In 2016, prescription opioids were involved in more deaths and hospitalisations than heroin.

1,045 Australians died of an opioid overdose in 2016.

In Australia there are over 60 different prescription painkillers which are an opioid.

Opioids are also found in many other medicines you might not expect, such as cough syrup.

It can be hard to know what is or isn’t a prescription opioid.

What are opioids?

Opioids can be a type of prescription medicine often provided for severe pain.

Common types of prescription opioids include codeine, oxycodone, fentanyl and morphine.

Prescription opioids work by depressing or slowing down the function of the central nervous system – your brain and spinal cord – to relieve pain. As well as working on trying to reduce pain, they also affect other parts of your body.

Why are they dangerous?

The misuse of prescription opioids can result in an accidental overdose, hospitalisation and even death.

While prescription opioids can be very effective in managing severe pain, like many medications they can also cause negative side effects and have unintended consequences.

In fact, 80% of people who take prescription opioids for more than three months will have a negative side effect, which may include slower and shallower breathing and drowsiness.

Did you know…

3.1 Million Australians are prescribed opioids yearly.

Over the course of a year, 20% of Australians over 45 years will be prescribed at least one opioid.

1 in 10 people who misuse them become dependent.

All opioids can be addictive, and it’s important to be aware of your risk of developing a dependence. Some people are more at risk than others, particularly if they have been taking them for a long time, have been taking high doses, are a smoker, have a history of mental illness, or a family history of addiction.

The first steps of dependency can begin after just 5 days.

The likelihood of becoming dependent increases with every extra day you take the medication, starting from the third day.

After the fifth day, the chances of you becoming dependent increase significantly.

Taking opioids, over a period of time, can lead to certain physical (the body) and psychological (the mind and emotions) changes.

1,045 Australians died of an opioid overdose in 2016.

This is a 62% increase since 2007.
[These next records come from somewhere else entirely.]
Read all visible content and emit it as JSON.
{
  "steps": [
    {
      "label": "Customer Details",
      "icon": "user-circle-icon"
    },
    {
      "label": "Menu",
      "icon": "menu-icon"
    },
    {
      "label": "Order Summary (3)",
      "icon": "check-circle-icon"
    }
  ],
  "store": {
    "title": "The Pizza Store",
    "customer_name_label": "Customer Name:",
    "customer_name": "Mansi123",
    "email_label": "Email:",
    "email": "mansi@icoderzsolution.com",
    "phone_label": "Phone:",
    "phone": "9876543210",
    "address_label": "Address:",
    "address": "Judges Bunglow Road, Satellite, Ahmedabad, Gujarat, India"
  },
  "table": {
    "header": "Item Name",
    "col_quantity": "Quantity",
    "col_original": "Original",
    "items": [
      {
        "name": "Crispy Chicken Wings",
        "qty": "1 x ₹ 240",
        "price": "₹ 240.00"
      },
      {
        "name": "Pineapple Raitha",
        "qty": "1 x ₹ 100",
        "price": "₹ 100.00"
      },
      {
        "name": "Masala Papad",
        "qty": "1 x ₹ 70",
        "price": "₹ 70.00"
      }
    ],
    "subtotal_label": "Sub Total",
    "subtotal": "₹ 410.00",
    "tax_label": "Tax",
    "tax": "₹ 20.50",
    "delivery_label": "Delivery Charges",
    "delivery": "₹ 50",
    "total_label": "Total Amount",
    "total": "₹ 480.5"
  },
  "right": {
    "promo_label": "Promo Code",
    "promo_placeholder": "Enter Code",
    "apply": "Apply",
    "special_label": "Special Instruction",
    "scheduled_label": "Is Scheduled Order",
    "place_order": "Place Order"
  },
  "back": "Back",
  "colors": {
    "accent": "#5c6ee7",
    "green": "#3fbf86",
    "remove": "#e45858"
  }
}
In 2016, prescription opioids were involved in more deaths and hospitalisations than heroin.

Every day in Australia, prescription opioids are involved in nearly 150 hospitalisations and the death of 3 people.

Source reachforthefacts.com